I raise this example of how Dershowitz approached the bench long ago, because it illustrates his capacity to see beyond the expected, and – as usual – to say exactly what he thinks. He does not shrink from controversy or try to gild the lily. What is more, in the many years since, this Harvard professor has distinguished himself as a diehard Democrat, supporting both Hillary Clinton and Barack Obama. So, what relevance can such a dyed-in-the-wool Democrat – if also exceptionally successful litigator on constitutional issues -- have for us in this moment? 

Mostly none, except for this. He was forced – since professors are always forced – to teach a student that came his way. The student came his way about twenty years ago, almost exactly. The student did not share the liberal professor’s views.  He actually was, by all reports, an articulate unpacker of those views. The student was an attendee at Harvard Law School in the mid-1990s. And a standout. 

That student, who sparred and bravely spoke truth to power, who spoke as a young, principled mind to a professor already years beyond the day I had watched him court, was none other than Ted Cruz. Now U.S. Senator Cruz. 

What those classes must have been like! Here was Dershowitz, who has boldly, openly diminished, denounced and decried the Second Amendment, facing off against a young student who would later argue and help win the so-called Heller case, which preserved the Second Amendment. Here was the famed professor likely dueling with the young conservative student, who would later defend and win the “Ten Commandments” case at the U.S. Supreme Court as the Texas Solicitor General. What sparks must have flown in that classroom!

But here is the real point.
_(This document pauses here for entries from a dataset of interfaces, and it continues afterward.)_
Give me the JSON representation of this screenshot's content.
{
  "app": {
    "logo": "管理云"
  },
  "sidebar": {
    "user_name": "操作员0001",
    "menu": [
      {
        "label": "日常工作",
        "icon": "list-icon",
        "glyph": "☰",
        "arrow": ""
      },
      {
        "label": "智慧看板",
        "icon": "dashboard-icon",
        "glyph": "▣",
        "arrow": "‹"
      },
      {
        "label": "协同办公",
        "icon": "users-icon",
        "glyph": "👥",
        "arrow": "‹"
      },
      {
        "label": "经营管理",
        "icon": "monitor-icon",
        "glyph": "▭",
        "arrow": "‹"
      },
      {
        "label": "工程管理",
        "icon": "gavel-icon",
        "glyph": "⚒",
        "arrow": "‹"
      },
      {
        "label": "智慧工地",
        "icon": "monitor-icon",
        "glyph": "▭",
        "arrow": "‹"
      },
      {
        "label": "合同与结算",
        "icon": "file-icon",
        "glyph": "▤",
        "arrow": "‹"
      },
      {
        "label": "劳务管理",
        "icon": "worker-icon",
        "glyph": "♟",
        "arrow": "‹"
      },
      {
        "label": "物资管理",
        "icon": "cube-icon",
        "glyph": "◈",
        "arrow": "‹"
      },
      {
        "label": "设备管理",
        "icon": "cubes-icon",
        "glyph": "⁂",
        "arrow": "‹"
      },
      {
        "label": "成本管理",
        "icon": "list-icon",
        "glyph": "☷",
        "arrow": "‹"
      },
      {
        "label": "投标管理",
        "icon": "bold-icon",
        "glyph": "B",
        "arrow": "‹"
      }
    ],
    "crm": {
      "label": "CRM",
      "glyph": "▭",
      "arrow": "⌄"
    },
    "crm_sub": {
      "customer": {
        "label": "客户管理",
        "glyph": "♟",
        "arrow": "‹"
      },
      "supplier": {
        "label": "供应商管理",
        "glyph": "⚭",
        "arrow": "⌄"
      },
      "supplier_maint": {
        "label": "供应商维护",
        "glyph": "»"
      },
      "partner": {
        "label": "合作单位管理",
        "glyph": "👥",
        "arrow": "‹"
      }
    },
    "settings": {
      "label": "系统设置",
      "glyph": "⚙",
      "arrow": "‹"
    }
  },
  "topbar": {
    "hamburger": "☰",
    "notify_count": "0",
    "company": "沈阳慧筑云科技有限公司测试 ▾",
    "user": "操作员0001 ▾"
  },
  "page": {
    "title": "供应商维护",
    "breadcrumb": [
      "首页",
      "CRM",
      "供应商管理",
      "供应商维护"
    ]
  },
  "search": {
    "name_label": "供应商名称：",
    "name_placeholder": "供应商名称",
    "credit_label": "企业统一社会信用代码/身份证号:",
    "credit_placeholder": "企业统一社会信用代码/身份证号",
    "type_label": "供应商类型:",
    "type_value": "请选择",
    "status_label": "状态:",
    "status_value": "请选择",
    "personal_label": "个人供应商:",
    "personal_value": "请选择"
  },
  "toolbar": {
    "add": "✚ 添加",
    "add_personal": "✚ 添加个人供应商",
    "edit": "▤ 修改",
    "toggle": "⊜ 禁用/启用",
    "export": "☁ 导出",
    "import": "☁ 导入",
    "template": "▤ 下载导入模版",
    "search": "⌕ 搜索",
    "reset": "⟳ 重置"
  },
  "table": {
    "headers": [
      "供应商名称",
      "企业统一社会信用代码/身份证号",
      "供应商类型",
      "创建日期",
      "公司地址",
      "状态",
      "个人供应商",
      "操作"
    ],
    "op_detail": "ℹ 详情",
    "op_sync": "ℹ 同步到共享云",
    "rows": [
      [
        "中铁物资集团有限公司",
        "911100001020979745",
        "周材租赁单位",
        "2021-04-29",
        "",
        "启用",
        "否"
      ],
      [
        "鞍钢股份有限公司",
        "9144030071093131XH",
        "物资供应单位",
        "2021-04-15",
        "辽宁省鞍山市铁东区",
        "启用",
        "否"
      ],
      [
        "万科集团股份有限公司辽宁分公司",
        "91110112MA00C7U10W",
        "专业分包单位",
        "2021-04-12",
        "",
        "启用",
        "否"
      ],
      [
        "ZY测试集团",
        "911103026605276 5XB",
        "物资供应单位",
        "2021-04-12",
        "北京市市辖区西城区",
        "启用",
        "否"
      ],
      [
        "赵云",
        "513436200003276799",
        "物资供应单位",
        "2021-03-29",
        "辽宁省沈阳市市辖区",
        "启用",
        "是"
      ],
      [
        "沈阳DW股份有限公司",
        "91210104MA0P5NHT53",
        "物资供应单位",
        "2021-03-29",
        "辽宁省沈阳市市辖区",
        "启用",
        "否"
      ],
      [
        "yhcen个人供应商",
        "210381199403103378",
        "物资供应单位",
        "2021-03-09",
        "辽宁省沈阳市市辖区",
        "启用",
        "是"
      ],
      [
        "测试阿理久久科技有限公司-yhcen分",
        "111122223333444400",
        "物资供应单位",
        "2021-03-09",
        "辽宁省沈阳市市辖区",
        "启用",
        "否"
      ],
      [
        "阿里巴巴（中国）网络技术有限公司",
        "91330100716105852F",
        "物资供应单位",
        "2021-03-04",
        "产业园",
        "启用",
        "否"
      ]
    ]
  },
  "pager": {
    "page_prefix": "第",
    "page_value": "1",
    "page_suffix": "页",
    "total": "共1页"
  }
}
Many candidates in this year’s primary cycle are pounding their chests or trumpeting their virtues of wit and vigor, resolve and ability to deliver. But Ted Cruz has been through a dozen crucibles, and emerged victorious from these varied fights. Some have been political, some legal, some simply tests of consistency, principle and stick-to-it-ness. He has won in the heat of battle, and is someone who -- in fact -- warms to the battle. 

But there is just this one last fact. Seldom does a conservative, in battle with a political and legal liberal, or as distinguished a litigator as Alan Dershowitz, win both the argument and a compliment. Usually, the reverse occurs, at least in the modern world. The victor is reviled and faces endless recriminations, complaints and allegations of this and that. But to the credit of the liberal Harvard professor, he paid young Ted Cruz perhaps the highest compliment he could muster. Asked by the National Review what Dershowitz thought of the young conservative -- now with a chance to become America’s level-headed president -- the esteemed litigator just this: “Cruz was off-the-charts brilliant.” 

So, as we go to the polls and think about the future, what about that? If Ted Cruz can not only win Iowa, and a healthy proportion of New Hampshire and South Carolina --- and can even earn the grudging respect of a senior adversary before the bench --- should we not be thinking hard about how he could serve America? Rebuild America? Win for America? Let me collapse 20-plus arguments, if I may, into one: Ted Cruz is the kind of leader that would bring respect to America, if we are ready for that. I am.

Robert Charles, a former Assistant Secretary of State, former litigator and former Harvard University extension school instructor on law and congressional oversight, writes regularly on constitutional law, national security, and foreign policy.